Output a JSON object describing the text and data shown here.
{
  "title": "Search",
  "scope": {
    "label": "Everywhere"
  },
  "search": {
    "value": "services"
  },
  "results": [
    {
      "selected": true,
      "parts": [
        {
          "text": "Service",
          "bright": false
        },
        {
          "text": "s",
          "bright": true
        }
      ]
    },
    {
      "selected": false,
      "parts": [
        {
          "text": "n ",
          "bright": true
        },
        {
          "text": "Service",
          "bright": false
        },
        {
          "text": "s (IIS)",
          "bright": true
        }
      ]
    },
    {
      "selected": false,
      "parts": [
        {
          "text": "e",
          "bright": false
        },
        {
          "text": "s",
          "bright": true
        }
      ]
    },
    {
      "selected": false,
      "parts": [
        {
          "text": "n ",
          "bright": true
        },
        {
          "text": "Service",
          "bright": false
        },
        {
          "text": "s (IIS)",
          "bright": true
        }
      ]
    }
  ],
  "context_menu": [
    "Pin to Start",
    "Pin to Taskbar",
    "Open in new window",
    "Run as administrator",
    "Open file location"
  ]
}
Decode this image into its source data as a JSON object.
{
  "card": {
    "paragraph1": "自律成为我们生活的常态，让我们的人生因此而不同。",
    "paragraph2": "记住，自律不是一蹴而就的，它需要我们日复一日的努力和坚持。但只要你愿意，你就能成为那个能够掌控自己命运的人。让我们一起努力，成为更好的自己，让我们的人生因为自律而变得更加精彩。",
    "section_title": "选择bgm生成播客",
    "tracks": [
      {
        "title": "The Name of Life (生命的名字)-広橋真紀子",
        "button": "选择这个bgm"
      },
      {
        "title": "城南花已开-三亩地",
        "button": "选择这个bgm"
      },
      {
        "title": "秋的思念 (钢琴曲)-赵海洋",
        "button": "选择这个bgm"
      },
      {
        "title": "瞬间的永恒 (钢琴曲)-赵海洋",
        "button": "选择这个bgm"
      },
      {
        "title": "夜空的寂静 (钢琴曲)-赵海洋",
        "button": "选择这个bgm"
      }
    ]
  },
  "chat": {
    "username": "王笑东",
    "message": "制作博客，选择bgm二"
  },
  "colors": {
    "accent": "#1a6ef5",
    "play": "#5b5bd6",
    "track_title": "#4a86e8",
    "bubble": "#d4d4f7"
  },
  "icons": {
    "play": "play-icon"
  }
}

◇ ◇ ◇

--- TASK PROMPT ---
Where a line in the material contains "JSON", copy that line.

--- RESPONSE TO THIS EXERCISE ---
Output a JSON object describing the text and data shown here.
Decode this image into its source data as a JSON object.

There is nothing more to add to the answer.